Reviewers can leave notes on individual submissions, and have the option to share a note with the entire assigned team, or only with administrators. 

They can also use in-app messaging tools to correspond with applicants or other reviewers. 

For increased efficiency, you can create message templates that reviewers can use for recurring tasks, like requesting additional information. All correspondence is easily accessible right alongside applications. 

Plan for disagreement

Disagreement on your review committee is a positive indicator of an engaged and inclusive review panel. Still, you’ll need to navigate it in order to come to a smart decision. Here are a few strategies: 

  • Lean on your rubric, and guide conversations back to your established criteria wherever possible. 
  • Designate a facilitator to conscientiously mediate conversations. The facilitator should be on equal footing as the rest of the committee, not a leader, and rotating facilitators is even better. 
  • Encourage active listening and open-ended questions. This can lead to increased understanding. 
  • Foster a culture where dissension and disagreement are welcome. This will make all members of the committee feel safe in being “wrong”, changing their minds and learning from each other. 

Rely on numerical scoring

When all is said and done, a numerical strategy can not only break through an impasse in your committee, it can also help the best applications filter to the top. 

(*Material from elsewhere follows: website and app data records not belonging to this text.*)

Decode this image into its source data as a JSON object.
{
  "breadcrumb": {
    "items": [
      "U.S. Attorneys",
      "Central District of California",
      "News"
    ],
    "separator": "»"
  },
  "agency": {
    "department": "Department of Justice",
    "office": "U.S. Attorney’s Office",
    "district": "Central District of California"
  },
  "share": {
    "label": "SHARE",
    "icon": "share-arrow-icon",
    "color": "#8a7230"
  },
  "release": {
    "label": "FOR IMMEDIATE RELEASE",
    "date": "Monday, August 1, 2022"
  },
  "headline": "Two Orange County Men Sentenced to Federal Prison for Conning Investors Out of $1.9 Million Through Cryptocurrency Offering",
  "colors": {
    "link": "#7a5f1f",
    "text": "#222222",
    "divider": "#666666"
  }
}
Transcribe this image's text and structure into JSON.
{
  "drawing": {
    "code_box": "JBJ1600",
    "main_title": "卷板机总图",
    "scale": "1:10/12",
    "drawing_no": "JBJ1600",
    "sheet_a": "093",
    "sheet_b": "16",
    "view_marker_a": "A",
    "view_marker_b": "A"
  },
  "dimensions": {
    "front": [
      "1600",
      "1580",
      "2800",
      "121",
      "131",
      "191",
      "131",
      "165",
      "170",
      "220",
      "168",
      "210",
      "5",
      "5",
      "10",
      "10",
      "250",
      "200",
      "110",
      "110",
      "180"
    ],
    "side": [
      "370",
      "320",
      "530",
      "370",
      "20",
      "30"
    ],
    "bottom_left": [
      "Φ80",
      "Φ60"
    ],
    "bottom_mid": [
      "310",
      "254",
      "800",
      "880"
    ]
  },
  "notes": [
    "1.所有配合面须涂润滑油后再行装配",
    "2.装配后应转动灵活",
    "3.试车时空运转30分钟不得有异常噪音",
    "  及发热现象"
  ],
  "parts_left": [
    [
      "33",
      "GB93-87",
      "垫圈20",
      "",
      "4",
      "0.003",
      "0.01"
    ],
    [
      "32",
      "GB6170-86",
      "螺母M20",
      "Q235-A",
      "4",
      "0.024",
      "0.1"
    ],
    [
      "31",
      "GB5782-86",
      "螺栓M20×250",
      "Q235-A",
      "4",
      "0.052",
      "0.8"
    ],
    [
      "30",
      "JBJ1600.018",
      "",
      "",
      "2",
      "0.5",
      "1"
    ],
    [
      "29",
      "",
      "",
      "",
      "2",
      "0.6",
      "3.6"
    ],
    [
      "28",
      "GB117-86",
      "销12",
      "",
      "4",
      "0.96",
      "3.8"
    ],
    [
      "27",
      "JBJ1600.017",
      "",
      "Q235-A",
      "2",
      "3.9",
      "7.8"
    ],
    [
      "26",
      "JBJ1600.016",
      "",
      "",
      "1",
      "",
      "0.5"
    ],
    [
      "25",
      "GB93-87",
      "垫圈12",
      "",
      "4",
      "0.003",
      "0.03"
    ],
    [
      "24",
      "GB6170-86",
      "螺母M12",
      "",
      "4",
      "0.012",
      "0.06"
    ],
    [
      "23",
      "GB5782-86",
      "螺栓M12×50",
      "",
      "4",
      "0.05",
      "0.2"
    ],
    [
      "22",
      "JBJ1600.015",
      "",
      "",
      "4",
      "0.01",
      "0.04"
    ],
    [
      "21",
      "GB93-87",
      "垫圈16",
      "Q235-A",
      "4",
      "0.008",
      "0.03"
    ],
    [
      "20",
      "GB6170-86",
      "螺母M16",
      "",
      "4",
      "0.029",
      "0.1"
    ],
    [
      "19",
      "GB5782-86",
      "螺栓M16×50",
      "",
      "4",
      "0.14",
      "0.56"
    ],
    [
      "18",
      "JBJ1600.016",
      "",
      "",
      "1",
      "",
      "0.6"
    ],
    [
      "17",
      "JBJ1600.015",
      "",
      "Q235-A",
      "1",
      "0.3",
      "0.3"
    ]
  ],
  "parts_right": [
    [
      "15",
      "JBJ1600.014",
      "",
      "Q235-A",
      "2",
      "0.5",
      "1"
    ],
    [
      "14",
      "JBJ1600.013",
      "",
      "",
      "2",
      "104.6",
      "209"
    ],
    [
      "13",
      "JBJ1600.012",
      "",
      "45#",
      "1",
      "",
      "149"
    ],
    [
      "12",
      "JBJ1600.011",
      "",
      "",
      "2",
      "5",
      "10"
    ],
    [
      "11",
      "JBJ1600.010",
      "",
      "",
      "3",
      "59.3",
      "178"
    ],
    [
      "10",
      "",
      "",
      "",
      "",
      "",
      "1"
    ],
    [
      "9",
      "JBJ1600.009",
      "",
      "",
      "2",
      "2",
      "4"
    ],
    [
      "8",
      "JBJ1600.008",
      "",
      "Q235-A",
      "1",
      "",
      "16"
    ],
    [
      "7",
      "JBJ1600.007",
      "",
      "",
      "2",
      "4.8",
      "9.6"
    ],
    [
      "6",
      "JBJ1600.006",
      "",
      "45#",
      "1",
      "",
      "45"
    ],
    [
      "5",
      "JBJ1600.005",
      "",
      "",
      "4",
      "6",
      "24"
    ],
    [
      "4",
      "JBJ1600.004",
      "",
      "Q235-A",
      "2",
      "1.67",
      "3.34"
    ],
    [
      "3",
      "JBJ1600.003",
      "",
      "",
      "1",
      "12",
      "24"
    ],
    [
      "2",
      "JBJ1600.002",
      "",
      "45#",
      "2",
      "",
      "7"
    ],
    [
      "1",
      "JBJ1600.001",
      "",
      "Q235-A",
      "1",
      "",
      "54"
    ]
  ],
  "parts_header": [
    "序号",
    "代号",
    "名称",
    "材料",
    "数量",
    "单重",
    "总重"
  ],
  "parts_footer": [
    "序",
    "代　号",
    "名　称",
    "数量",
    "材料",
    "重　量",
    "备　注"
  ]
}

Your committee might choose to use average scores, or use a ranking system.

average and total scores
Submittable scoring tools automatically calculate an average and total score for each stage of review.

Whichever approach you use, each application should be reviewed by multiple members of the committee to ensure greater impartiality.

Running your grant review committee effectively is a crucial step toward making smart award decisions, which in turn ensures your funding dollars further your mission. 

These grant management practices, along with the right grant management software, will help set grantmakers of all varieties up for success. To learn more about how Submittable can help your review team reach new heights, check out our demo video

Natalya DeRobertis-Theye

Natalya is a product marketer at Submittable focused on helping organizations get a ton of value out of the platform. She is a bookworm, adventure enthusiast and card-carrying cat lady as well as a writer and yogi.